[Items from an interface collection]
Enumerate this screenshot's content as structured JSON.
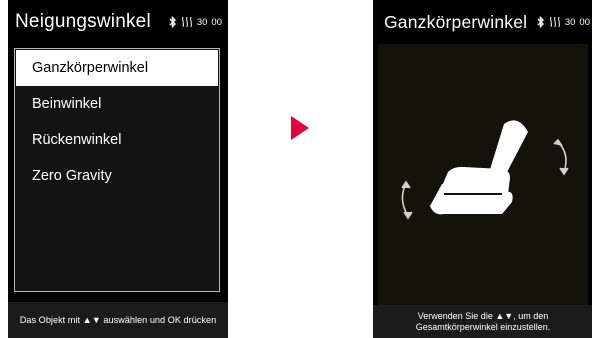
{
  "left_screen": {
    "title": "Neigungswinkel",
    "battery_text": "30",
    "timer_text": "00",
    "menu_items": [
      {
        "label": "Ganzkörperwinkel",
        "selected": true
      },
      {
        "label": "Beinwinkel",
        "selected": false
      },
      {
        "label": "Rückenwinkel",
        "selected": false
      },
      {
        "label": "Zero Gravity",
        "selected": false
      }
    ],
    "hint_before": "Das Objekt mit",
    "hint_after": "auswählen und OK drücken",
    "hint_arrow_up": "▲",
    "hint_arrow_down": "▼"
  },
  "right_screen": {
    "title": "Ganzkörperwinkel",
    "battery_text": "30",
    "timer_text": "00",
    "hint_line1_before": "Verwenden Sie die",
    "hint_line1_after": ", um den",
    "hint_arrow_up": "▲",
    "hint_arrow_down": "▼",
    "hint_line2": "Gesamtkörperwinkel einzustellen."
  },
  "colors": {
    "accent_arrow": "#e2003c",
    "screen_bg": "#000000",
    "selected_bg": "#ffffff"
  },
  "icons": {
    "bluetooth": "bluetooth-icon",
    "heat": "heat-icon",
    "next": "next-arrow-icon",
    "chair": "recliner-chair-icon",
    "rotate_ccw": "rotate-left-icon",
    "rotate_cw": "rotate-right-icon"
  }
}
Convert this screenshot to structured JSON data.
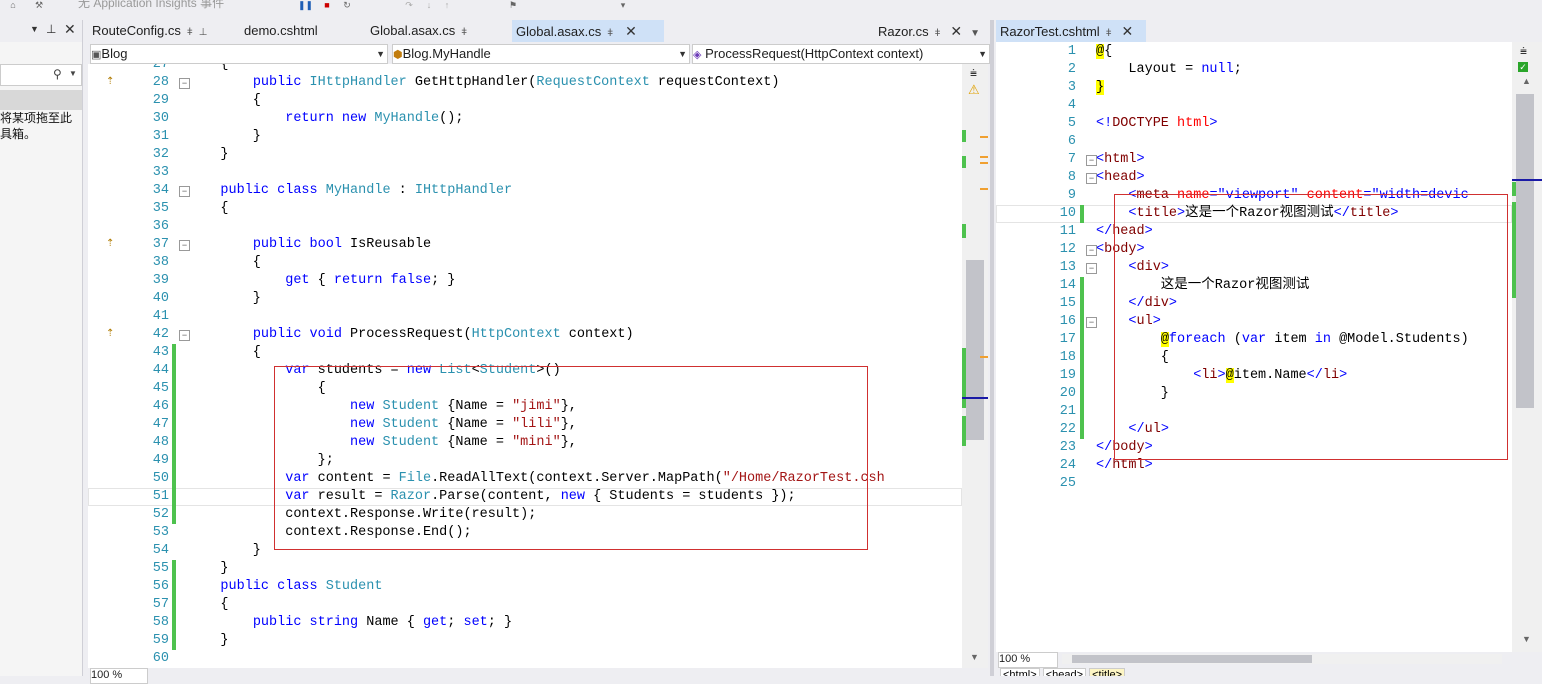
{
  "toolbar": {
    "text": "无 Application Insights 事件"
  },
  "toolbox": {
    "message_line1": "将某项拖至此",
    "message_line2": "具箱。"
  },
  "left_tabs": [
    {
      "label": "RouteConfig.cs"
    },
    {
      "label": "demo.cshtml"
    },
    {
      "label": "Global.asax.cs"
    },
    {
      "label": "Global.asax.cs"
    },
    {
      "label": "Razor.cs"
    }
  ],
  "left_nav": {
    "project": "Blog",
    "class": "Blog.MyHandle",
    "member": "ProcessRequest(HttpContext context)"
  },
  "left_code": [
    {
      "n": "27",
      "t": [
        [
          "",
          "    {"
        ]
      ]
    },
    {
      "n": "28",
      "t": [
        [
          "",
          "        "
        ],
        [
          "kw",
          "public "
        ],
        [
          "ty",
          "IHttpHandler"
        ],
        [
          "",
          " GetHttpHandler("
        ],
        [
          "ty",
          "RequestContext"
        ],
        [
          "",
          " requestContext)"
        ]
      ]
    },
    {
      "n": "29",
      "t": [
        [
          "",
          "        {"
        ]
      ]
    },
    {
      "n": "30",
      "t": [
        [
          "",
          "            "
        ],
        [
          "kw",
          "return new "
        ],
        [
          "ty",
          "MyHandle"
        ],
        [
          "",
          "();"
        ]
      ]
    },
    {
      "n": "31",
      "t": [
        [
          "",
          "        }"
        ]
      ]
    },
    {
      "n": "32",
      "t": [
        [
          "",
          "    }"
        ]
      ]
    },
    {
      "n": "33",
      "t": [
        [
          "",
          ""
        ]
      ]
    },
    {
      "n": "34",
      "t": [
        [
          "",
          "    "
        ],
        [
          "kw",
          "public class "
        ],
        [
          "ty",
          "MyHandle"
        ],
        [
          "",
          " : "
        ],
        [
          "ty",
          "IHttpHandler"
        ]
      ]
    },
    {
      "n": "35",
      "t": [
        [
          "",
          "    {"
        ]
      ]
    },
    {
      "n": "36",
      "t": [
        [
          "",
          ""
        ]
      ]
    },
    {
      "n": "37",
      "t": [
        [
          "",
          "        "
        ],
        [
          "kw",
          "public bool"
        ],
        [
          "",
          " IsReusable"
        ]
      ]
    },
    {
      "n": "38",
      "t": [
        [
          "",
          "        {"
        ]
      ]
    },
    {
      "n": "39",
      "t": [
        [
          "",
          "            "
        ],
        [
          "kw",
          "get"
        ],
        [
          "",
          " { "
        ],
        [
          "kw",
          "return false"
        ],
        [
          "",
          "; }"
        ]
      ]
    },
    {
      "n": "40",
      "t": [
        [
          "",
          "        }"
        ]
      ]
    },
    {
      "n": "41",
      "t": [
        [
          "",
          ""
        ]
      ]
    },
    {
      "n": "42",
      "t": [
        [
          "",
          "        "
        ],
        [
          "kw",
          "public void"
        ],
        [
          "",
          " ProcessRequest("
        ],
        [
          "ty",
          "HttpContext"
        ],
        [
          "",
          " context)"
        ]
      ]
    },
    {
      "n": "43",
      "t": [
        [
          "",
          "        {"
        ]
      ]
    },
    {
      "n": "44",
      "t": [
        [
          "",
          "            "
        ],
        [
          "kw",
          "var"
        ],
        [
          "",
          " students = "
        ],
        [
          "kw",
          "new "
        ],
        [
          "ty",
          "List"
        ],
        [
          "",
          "<"
        ],
        [
          "ty",
          "Student"
        ],
        [
          "",
          ">()"
        ]
      ]
    },
    {
      "n": "45",
      "t": [
        [
          "",
          "                {"
        ]
      ]
    },
    {
      "n": "46",
      "t": [
        [
          "",
          "                    "
        ],
        [
          "kw",
          "new "
        ],
        [
          "ty",
          "Student"
        ],
        [
          "",
          " {Name = "
        ],
        [
          "st",
          "\"jimi\""
        ],
        [
          "",
          "},"
        ]
      ]
    },
    {
      "n": "47",
      "t": [
        [
          "",
          "                    "
        ],
        [
          "kw",
          "new "
        ],
        [
          "ty",
          "Student"
        ],
        [
          "",
          " {Name = "
        ],
        [
          "st",
          "\"lili\""
        ],
        [
          "",
          "},"
        ]
      ]
    },
    {
      "n": "48",
      "t": [
        [
          "",
          "                    "
        ],
        [
          "kw",
          "new "
        ],
        [
          "ty",
          "Student"
        ],
        [
          "",
          " {Name = "
        ],
        [
          "st",
          "\"mini\""
        ],
        [
          "",
          "},"
        ]
      ]
    },
    {
      "n": "49",
      "t": [
        [
          "",
          "                };"
        ]
      ]
    },
    {
      "n": "50",
      "t": [
        [
          "",
          "            "
        ],
        [
          "kw",
          "var"
        ],
        [
          "",
          " content = "
        ],
        [
          "ty",
          "File"
        ],
        [
          "",
          ".ReadAllText(context.Server.MapPath("
        ],
        [
          "st",
          "\"/Home/RazorTest.csh"
        ]
      ]
    },
    {
      "n": "51",
      "t": [
        [
          "",
          "            "
        ],
        [
          "kw",
          "var"
        ],
        [
          "",
          " result = "
        ],
        [
          "ty",
          "Razor"
        ],
        [
          "",
          ".Parse(content, "
        ],
        [
          "kw",
          "new"
        ],
        [
          "",
          " { Students = students });"
        ]
      ]
    },
    {
      "n": "52",
      "t": [
        [
          "",
          "            context.Response.Write(result);"
        ]
      ]
    },
    {
      "n": "53",
      "t": [
        [
          "",
          "            context.Response.End();"
        ]
      ]
    },
    {
      "n": "54",
      "t": [
        [
          "",
          "        }"
        ]
      ]
    },
    {
      "n": "55",
      "t": [
        [
          "",
          "    }"
        ]
      ]
    },
    {
      "n": "56",
      "t": [
        [
          "",
          "    "
        ],
        [
          "kw",
          "public class "
        ],
        [
          "ty",
          "Student"
        ]
      ]
    },
    {
      "n": "57",
      "t": [
        [
          "",
          "    {"
        ]
      ]
    },
    {
      "n": "58",
      "t": [
        [
          "",
          "        "
        ],
        [
          "kw",
          "public string"
        ],
        [
          "",
          " Name { "
        ],
        [
          "kw",
          "get"
        ],
        [
          "",
          "; "
        ],
        [
          "kw",
          "set"
        ],
        [
          "",
          "; }"
        ]
      ]
    },
    {
      "n": "59",
      "t": [
        [
          "",
          "    }"
        ]
      ]
    },
    {
      "n": "60",
      "t": [
        [
          "",
          ""
        ]
      ]
    }
  ],
  "left_zoom": "100 %",
  "right_tab": {
    "label": "RazorTest.cshtml"
  },
  "right_code": [
    {
      "n": "1",
      "t": [
        [
          "hl",
          "@"
        ],
        [
          "",
          "{"
        ]
      ]
    },
    {
      "n": "2",
      "t": [
        [
          "",
          "    Layout = "
        ],
        [
          "kw",
          "null"
        ],
        [
          "",
          ";"
        ]
      ]
    },
    {
      "n": "3",
      "t": [
        [
          "hl",
          "}"
        ]
      ]
    },
    {
      "n": "4",
      "t": [
        [
          "",
          ""
        ]
      ]
    },
    {
      "n": "5",
      "t": [
        [
          "kw",
          "<!"
        ],
        [
          "tg",
          "DOCTYPE "
        ],
        [
          "at",
          "html"
        ],
        [
          "kw",
          ">"
        ]
      ]
    },
    {
      "n": "6",
      "t": [
        [
          "",
          ""
        ]
      ]
    },
    {
      "n": "7",
      "t": [
        [
          "kw",
          "<"
        ],
        [
          "tg",
          "html"
        ],
        [
          "kw",
          ">"
        ]
      ]
    },
    {
      "n": "8",
      "t": [
        [
          "kw",
          "<"
        ],
        [
          "tg",
          "head"
        ],
        [
          "kw",
          ">"
        ]
      ]
    },
    {
      "n": "9",
      "t": [
        [
          "",
          "    "
        ],
        [
          "kw",
          "<"
        ],
        [
          "tg",
          "meta "
        ],
        [
          "at",
          "name"
        ],
        [
          "kw",
          "=\"viewport\" "
        ],
        [
          "at",
          "content"
        ],
        [
          "kw",
          "=\"width=devic"
        ]
      ]
    },
    {
      "n": "10",
      "t": [
        [
          "",
          "    "
        ],
        [
          "kw",
          "<"
        ],
        [
          "tg",
          "title"
        ],
        [
          "kw",
          ">"
        ],
        [
          "",
          "这是一个Razor视图测试"
        ],
        [
          "kw",
          "</"
        ],
        [
          "tg",
          "title"
        ],
        [
          "kw",
          ">"
        ]
      ]
    },
    {
      "n": "11",
      "t": [
        [
          "kw",
          "</"
        ],
        [
          "tg",
          "head"
        ],
        [
          "kw",
          ">"
        ]
      ]
    },
    {
      "n": "12",
      "t": [
        [
          "kw",
          "<"
        ],
        [
          "tg",
          "body"
        ],
        [
          "kw",
          ">"
        ]
      ]
    },
    {
      "n": "13",
      "t": [
        [
          "",
          "    "
        ],
        [
          "kw",
          "<"
        ],
        [
          "tg",
          "div"
        ],
        [
          "kw",
          ">"
        ]
      ]
    },
    {
      "n": "14",
      "t": [
        [
          "",
          "        这是一个Razor视图测试"
        ]
      ]
    },
    {
      "n": "15",
      "t": [
        [
          "",
          "    "
        ],
        [
          "kw",
          "</"
        ],
        [
          "tg",
          "div"
        ],
        [
          "kw",
          ">"
        ]
      ]
    },
    {
      "n": "16",
      "t": [
        [
          "",
          "    "
        ],
        [
          "kw",
          "<"
        ],
        [
          "tg",
          "ul"
        ],
        [
          "kw",
          ">"
        ]
      ]
    },
    {
      "n": "17",
      "t": [
        [
          "",
          "        "
        ],
        [
          "hl",
          "@"
        ],
        [
          "kw",
          "foreach"
        ],
        [
          "",
          " ("
        ],
        [
          "kw",
          "var"
        ],
        [
          "",
          " item "
        ],
        [
          "kw",
          "in"
        ],
        [
          "",
          " @Model.Students)"
        ]
      ]
    },
    {
      "n": "18",
      "t": [
        [
          "",
          "        {"
        ]
      ]
    },
    {
      "n": "19",
      "t": [
        [
          "",
          "            "
        ],
        [
          "kw",
          "<"
        ],
        [
          "tg",
          "li"
        ],
        [
          "kw",
          ">"
        ],
        [
          "hl",
          "@"
        ],
        [
          "",
          "item.Name"
        ],
        [
          "kw",
          "</"
        ],
        [
          "tg",
          "li"
        ],
        [
          "kw",
          ">"
        ]
      ]
    },
    {
      "n": "20",
      "t": [
        [
          "",
          "        }"
        ]
      ]
    },
    {
      "n": "21",
      "t": [
        [
          "",
          ""
        ]
      ]
    },
    {
      "n": "22",
      "t": [
        [
          "",
          "    "
        ],
        [
          "kw",
          "</"
        ],
        [
          "tg",
          "ul"
        ],
        [
          "kw",
          ">"
        ]
      ]
    },
    {
      "n": "23",
      "t": [
        [
          "kw",
          "</"
        ],
        [
          "tg",
          "body"
        ],
        [
          "kw",
          ">"
        ]
      ]
    },
    {
      "n": "24",
      "t": [
        [
          "kw",
          "</"
        ],
        [
          "tg",
          "html"
        ],
        [
          "kw",
          ">"
        ]
      ]
    },
    {
      "n": "25",
      "t": [
        [
          "",
          ""
        ]
      ]
    }
  ],
  "right_zoom": "100 %",
  "right_breadcrumb": [
    "<html>",
    "<head>",
    "<title>"
  ],
  "colors": {
    "keyword": "#0000ff",
    "type": "#2b91af",
    "string": "#a31515",
    "change_bar": "#4ec24e",
    "annotation_box": "#d03030"
  }
}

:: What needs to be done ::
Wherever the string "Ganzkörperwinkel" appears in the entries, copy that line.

:: Problem solution ::
        "label": "Ganzkörperwinkel",
    "title": "Ganzkörperwinkel",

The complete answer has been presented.